**Task requirements:** The data should be printed in full, character for character.

**Study material:**
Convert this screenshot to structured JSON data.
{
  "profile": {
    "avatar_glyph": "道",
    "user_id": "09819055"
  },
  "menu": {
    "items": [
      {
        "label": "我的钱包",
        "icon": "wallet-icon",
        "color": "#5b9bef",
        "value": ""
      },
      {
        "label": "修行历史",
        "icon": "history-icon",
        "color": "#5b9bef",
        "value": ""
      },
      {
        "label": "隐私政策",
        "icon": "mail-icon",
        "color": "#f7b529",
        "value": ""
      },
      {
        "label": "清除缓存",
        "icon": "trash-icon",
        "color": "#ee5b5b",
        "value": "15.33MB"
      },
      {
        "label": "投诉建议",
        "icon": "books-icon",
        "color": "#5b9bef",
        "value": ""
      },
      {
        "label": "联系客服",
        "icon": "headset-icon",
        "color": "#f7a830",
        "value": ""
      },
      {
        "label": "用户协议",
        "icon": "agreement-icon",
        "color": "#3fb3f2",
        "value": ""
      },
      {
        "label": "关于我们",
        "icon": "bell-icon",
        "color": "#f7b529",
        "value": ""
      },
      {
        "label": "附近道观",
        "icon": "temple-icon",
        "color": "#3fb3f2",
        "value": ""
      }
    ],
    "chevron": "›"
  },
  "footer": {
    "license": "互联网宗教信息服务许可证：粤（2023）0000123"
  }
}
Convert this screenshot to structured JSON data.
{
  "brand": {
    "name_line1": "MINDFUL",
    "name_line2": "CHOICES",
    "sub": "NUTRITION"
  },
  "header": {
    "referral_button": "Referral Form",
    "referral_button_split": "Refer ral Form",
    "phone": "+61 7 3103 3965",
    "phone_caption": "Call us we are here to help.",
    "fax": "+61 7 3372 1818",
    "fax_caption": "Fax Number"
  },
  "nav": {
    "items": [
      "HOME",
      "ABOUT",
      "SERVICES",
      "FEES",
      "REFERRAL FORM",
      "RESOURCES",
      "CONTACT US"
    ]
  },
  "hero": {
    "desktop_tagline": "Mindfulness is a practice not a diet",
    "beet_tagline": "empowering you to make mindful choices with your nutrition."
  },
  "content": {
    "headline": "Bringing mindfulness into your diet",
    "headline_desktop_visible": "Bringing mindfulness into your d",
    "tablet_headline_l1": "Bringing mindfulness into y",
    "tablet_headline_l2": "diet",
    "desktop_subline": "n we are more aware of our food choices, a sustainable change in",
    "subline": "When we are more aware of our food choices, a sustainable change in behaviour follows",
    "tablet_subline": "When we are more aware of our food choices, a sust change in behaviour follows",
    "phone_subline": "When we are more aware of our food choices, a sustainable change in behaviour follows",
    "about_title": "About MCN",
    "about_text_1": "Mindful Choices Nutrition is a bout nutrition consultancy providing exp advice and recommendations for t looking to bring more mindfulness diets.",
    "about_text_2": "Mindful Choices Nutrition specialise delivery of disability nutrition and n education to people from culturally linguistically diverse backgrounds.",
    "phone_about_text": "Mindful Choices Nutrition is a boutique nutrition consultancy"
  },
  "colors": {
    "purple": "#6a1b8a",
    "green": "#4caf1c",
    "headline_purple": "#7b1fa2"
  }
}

**Solution for this exercise:**
Convert this screenshot to structured JSON data.
{
  "profile": {
    "avatar_glyph": "道",
    "user_id": "09819055"
  },
  "menu": {
    "items": [
      {
        "label": "我的钱包",
        "icon": "wallet-icon",
        "color": "#5b9bef",
        "value": ""
      },
      {
        "label": "修行历史",
        "icon": "history-icon",
        "color": "#5b9bef",
        "value": ""
      },
      {
        "label": "隐私政策",
        "icon": "mail-icon",
        "color": "#f7b529",
        "value": ""
      },
      {
        "label": "清除缓存",
        "icon": "trash-icon",
        "color": "#ee5b5b",
        "value": "15.33MB"
      },
      {
        "label": "投诉建议",
        "icon": "books-icon",
        "color": "#5b9bef",
        "value": ""
      },
      {
        "label": "联系客服",
        "icon": "headset-icon",
        "color": "#f7a830",
        "value": ""
      },
      {
        "label": "用户协议",
        "icon": "agreement-icon",
        "color": "#3fb3f2",
        "value": ""
      },
      {
        "label": "关于我们",
        "icon": "bell-icon",
        "color": "#f7b529",
        "value": ""
      },
      {
        "label": "附近道观",
        "icon": "temple-icon",
        "color": "#3fb3f2",
        "value": ""
      }
    ],
    "chevron": "›"
  },
  "footer": {
    "license": "互联网宗教信息服务许可证：粤（2023）0000123"
  }
}
Convert this screenshot to structured JSON data.
{
  "brand": {
    "name_line1": "MINDFUL",
    "name_line2": "CHOICES",
    "sub": "NUTRITION"
  },
  "header": {
    "referral_button": "Referral Form",
    "referral_button_split": "Refer ral Form",
    "phone": "+61 7 3103 3965",
    "phone_caption": "Call us we are here to help.",
    "fax": "+61 7 3372 1818",
    "fax_caption": "Fax Number"
  },
  "nav": {
    "items": [
      "HOME",
      "ABOUT",
      "SERVICES",
      "FEES",
      "REFERRAL FORM",
      "RESOURCES",
      "CONTACT US"
    ]
  },
  "hero": {
    "desktop_tagline": "Mindfulness is a practice not a diet",
    "beet_tagline": "empowering you to make mindful choices with your nutrition."
  },
  "content": {
    "headline": "Bringing mindfulness into your diet",
    "headline_desktop_visible": "Bringing mindfulness into your d",
    "tablet_headline_l1": "Bringing mindfulness into y",
    "tablet_headline_l2": "diet",
    "desktop_subline": "n we are more aware of our food choices, a sustainable change in",
    "subline": "When we are more aware of our food choices, a sustainable change in behaviour follows",
    "tablet_subline": "When we are more aware of our food choices, a sust change in behaviour follows",
    "phone_subline": "When we are more aware of our food choices, a sustainable change in behaviour follows",
    "about_title": "About MCN",
    "about_text_1": "Mindful Choices Nutrition is a bout nutrition consultancy providing exp advice and recommendations for t looking to bring more mindfulness diets.",
    "about_text_2": "Mindful Choices Nutrition specialise delivery of disability nutrition and n education to people from culturally linguistically diverse backgrounds.",
    "phone_about_text": "Mindful Choices Nutrition is a boutique nutrition consultancy"
  },
  "colors": {
    "purple": "#6a1b8a",
    "green": "#4caf1c",
    "headline_purple": "#7b1fa2"
  }
}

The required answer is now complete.